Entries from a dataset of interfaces
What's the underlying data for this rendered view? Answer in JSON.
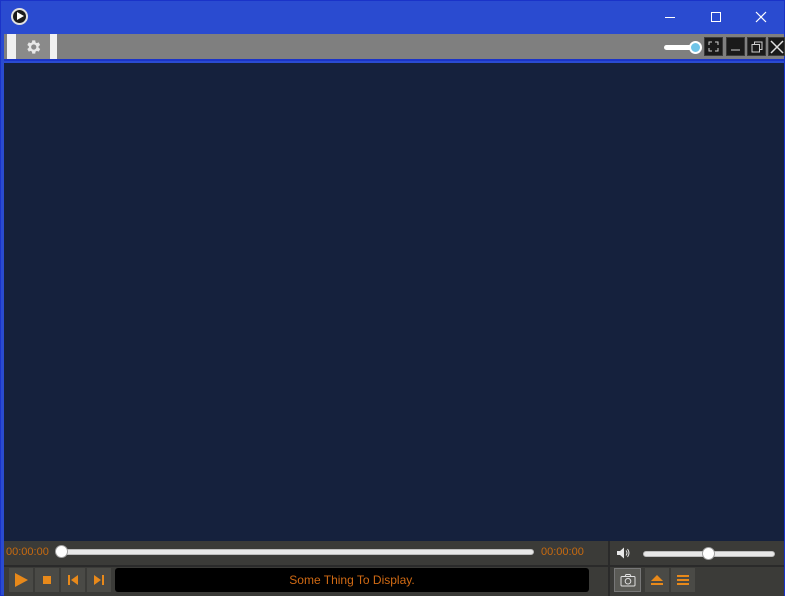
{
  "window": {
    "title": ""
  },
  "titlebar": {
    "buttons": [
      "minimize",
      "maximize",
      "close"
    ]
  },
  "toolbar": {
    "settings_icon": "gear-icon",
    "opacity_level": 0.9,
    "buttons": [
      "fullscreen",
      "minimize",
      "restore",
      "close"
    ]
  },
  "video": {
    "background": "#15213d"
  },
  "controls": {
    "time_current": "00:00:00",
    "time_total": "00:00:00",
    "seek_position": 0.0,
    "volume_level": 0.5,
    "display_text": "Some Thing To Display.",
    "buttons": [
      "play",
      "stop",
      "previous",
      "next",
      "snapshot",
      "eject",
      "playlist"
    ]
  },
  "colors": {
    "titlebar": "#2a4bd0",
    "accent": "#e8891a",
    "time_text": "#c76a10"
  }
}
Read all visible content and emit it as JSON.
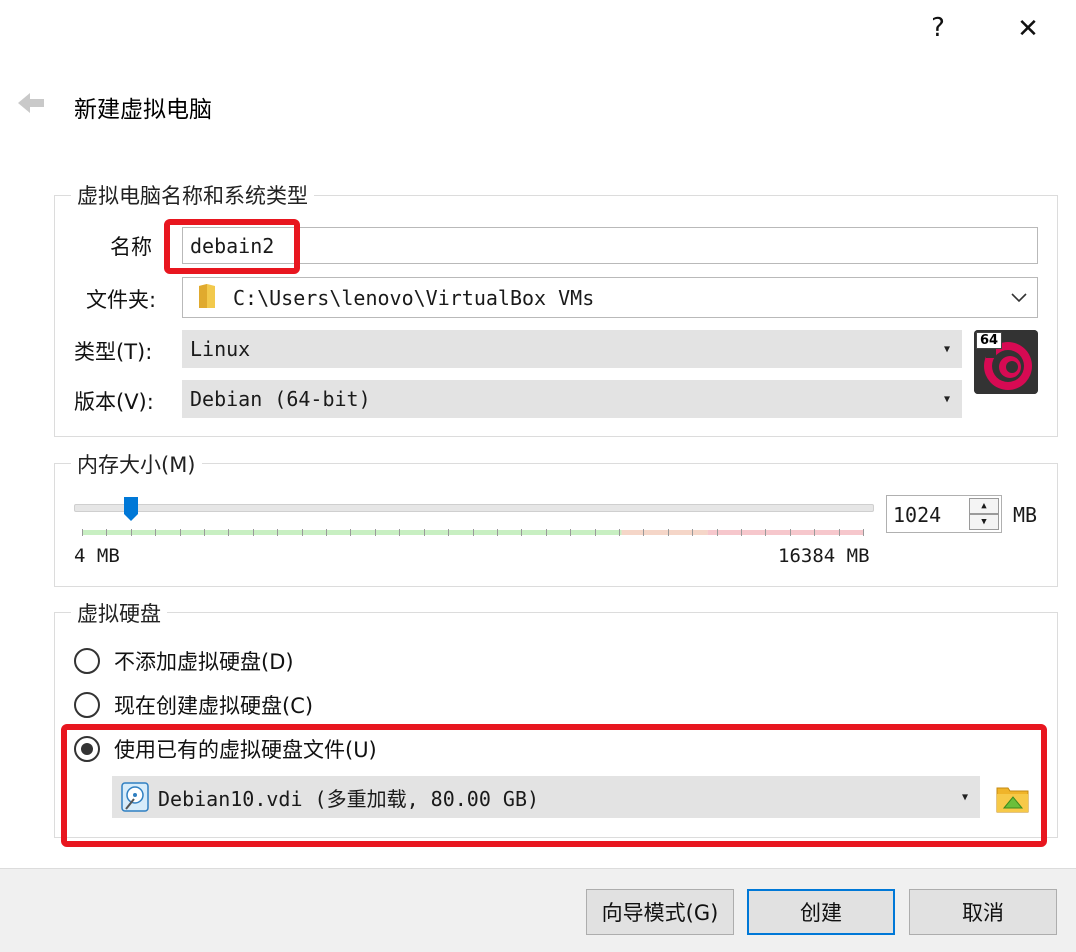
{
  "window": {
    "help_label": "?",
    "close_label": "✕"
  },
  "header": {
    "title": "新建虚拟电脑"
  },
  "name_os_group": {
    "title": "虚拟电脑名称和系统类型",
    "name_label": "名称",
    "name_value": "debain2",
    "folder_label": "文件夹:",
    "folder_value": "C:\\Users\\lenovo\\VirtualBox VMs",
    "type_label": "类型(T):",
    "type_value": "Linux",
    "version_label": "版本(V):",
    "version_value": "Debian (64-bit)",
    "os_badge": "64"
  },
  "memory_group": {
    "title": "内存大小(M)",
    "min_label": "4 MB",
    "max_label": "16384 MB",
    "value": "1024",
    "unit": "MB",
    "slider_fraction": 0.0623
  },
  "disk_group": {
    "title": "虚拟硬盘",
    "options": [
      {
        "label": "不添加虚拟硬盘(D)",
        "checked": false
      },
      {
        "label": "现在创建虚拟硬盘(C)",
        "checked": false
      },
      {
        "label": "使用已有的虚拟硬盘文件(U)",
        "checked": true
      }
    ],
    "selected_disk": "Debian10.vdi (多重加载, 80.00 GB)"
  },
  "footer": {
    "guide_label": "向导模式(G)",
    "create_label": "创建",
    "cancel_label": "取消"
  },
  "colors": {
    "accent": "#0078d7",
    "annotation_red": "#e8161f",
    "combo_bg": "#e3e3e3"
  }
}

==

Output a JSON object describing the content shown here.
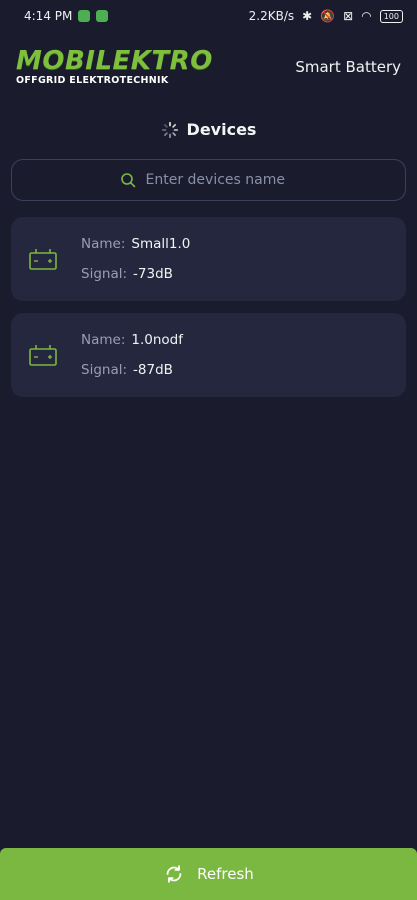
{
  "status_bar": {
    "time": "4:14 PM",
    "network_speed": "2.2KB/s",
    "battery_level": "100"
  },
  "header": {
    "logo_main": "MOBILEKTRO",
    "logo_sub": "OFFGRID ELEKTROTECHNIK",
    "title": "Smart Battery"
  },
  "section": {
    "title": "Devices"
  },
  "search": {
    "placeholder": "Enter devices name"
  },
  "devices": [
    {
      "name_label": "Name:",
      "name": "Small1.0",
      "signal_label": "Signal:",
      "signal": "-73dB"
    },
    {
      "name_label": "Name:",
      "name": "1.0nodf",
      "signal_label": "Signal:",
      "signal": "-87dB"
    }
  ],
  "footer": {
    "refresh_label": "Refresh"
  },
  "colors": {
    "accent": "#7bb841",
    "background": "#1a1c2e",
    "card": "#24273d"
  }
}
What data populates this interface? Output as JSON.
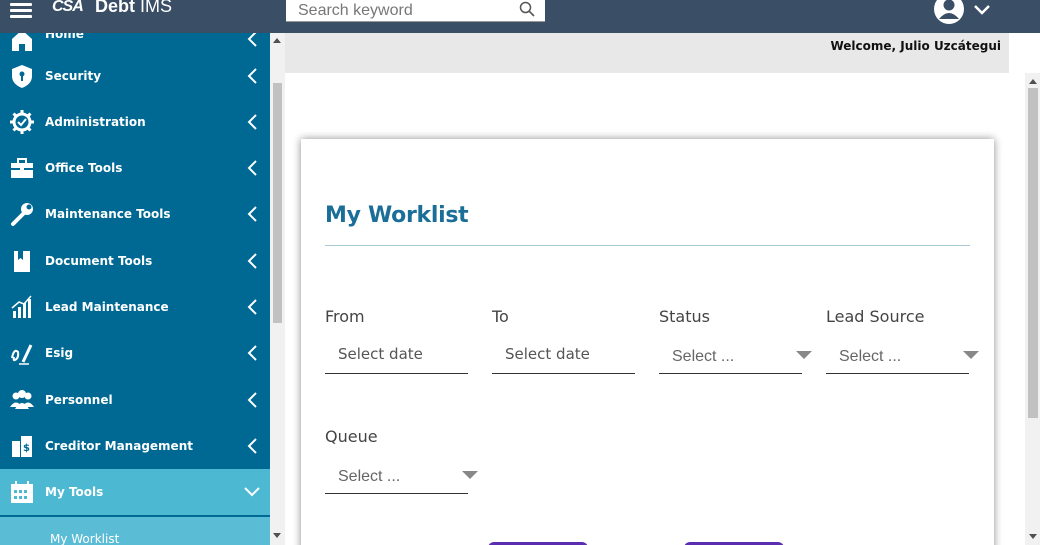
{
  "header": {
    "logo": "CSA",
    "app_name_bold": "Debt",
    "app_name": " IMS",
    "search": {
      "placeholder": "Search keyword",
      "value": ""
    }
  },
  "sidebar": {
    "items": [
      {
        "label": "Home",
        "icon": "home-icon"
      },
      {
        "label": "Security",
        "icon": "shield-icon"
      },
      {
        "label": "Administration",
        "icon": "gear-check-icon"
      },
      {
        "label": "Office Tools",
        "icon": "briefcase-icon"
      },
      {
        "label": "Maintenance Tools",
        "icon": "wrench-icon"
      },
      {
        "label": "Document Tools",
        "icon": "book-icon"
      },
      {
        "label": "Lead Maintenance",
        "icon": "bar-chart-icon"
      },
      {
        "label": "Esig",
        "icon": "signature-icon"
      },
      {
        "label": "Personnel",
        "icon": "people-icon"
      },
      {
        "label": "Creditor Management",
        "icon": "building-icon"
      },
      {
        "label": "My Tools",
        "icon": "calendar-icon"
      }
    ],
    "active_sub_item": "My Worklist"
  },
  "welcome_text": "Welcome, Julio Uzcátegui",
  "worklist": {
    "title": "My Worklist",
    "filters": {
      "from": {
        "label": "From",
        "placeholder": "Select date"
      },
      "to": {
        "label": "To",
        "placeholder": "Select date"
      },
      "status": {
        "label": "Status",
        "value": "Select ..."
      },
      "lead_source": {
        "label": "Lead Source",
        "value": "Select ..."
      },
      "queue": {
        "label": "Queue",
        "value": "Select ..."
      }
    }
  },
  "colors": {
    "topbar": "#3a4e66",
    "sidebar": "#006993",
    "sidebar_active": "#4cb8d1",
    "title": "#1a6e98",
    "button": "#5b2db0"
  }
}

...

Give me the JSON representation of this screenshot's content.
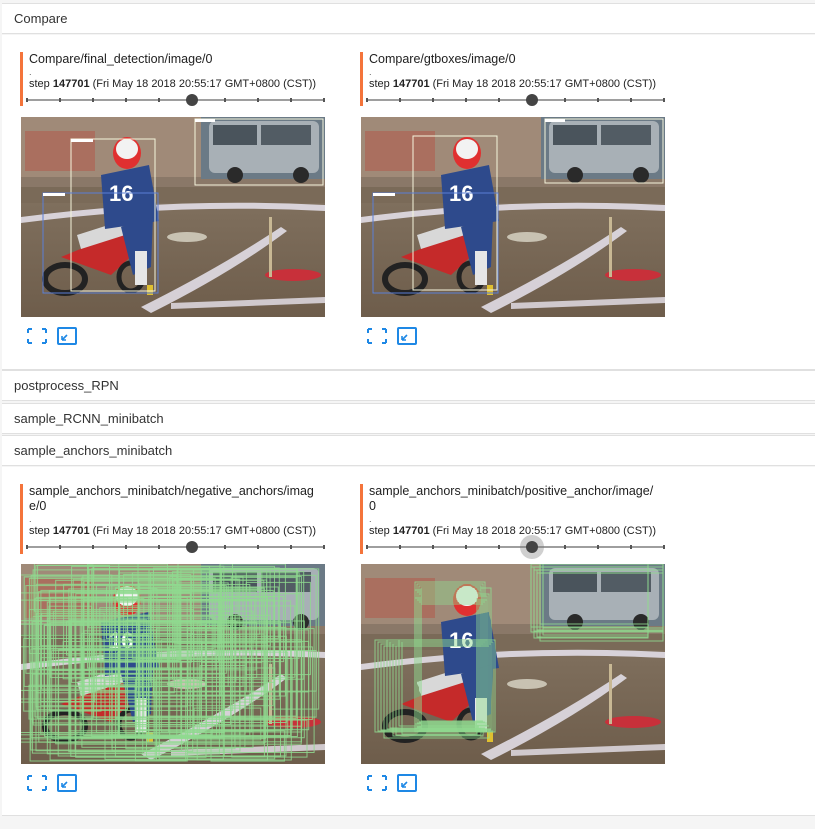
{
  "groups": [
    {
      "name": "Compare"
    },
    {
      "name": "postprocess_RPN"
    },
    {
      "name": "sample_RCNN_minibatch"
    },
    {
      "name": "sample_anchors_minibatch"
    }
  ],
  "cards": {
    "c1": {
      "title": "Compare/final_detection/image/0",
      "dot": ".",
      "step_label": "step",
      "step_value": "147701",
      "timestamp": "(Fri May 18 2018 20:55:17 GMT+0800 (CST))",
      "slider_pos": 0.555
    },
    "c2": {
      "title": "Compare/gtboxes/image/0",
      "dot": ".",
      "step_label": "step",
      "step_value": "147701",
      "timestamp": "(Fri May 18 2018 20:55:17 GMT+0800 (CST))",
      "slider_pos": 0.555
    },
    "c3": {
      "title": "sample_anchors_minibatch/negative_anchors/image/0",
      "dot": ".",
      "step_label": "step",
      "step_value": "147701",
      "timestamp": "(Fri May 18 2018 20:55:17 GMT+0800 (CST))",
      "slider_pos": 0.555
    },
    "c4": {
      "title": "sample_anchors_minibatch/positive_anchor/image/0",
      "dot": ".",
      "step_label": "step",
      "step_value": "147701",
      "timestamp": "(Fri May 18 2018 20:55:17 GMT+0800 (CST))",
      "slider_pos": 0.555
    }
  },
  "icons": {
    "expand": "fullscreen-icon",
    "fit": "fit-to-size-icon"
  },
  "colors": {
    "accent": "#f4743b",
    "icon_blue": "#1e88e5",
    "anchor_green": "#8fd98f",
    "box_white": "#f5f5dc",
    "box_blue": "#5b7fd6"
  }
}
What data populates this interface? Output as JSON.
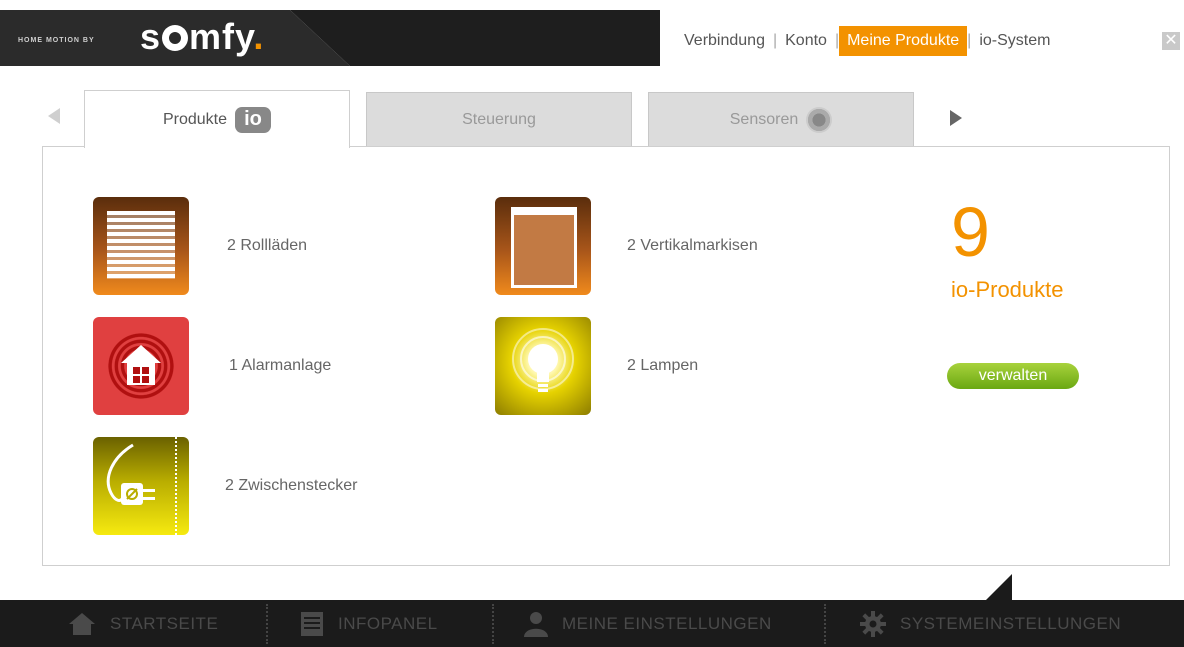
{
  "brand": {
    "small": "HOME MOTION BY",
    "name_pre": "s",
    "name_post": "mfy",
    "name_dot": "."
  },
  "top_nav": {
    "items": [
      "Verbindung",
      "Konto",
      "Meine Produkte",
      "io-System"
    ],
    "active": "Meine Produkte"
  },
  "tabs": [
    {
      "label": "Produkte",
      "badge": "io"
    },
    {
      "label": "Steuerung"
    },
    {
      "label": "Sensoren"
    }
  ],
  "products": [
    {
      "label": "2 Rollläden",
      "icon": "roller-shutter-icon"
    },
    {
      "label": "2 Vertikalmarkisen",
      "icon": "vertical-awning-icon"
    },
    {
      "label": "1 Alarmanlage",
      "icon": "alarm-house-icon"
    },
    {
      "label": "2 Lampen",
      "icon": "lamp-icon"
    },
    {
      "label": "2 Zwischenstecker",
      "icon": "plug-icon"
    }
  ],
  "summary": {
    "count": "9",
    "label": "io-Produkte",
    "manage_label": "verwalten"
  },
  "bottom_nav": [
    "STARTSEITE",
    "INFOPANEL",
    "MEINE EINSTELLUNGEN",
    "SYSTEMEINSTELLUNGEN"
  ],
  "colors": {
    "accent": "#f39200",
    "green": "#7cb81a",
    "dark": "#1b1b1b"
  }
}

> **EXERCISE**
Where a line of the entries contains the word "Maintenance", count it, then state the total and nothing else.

> **EXPECTED OUTPUT**
2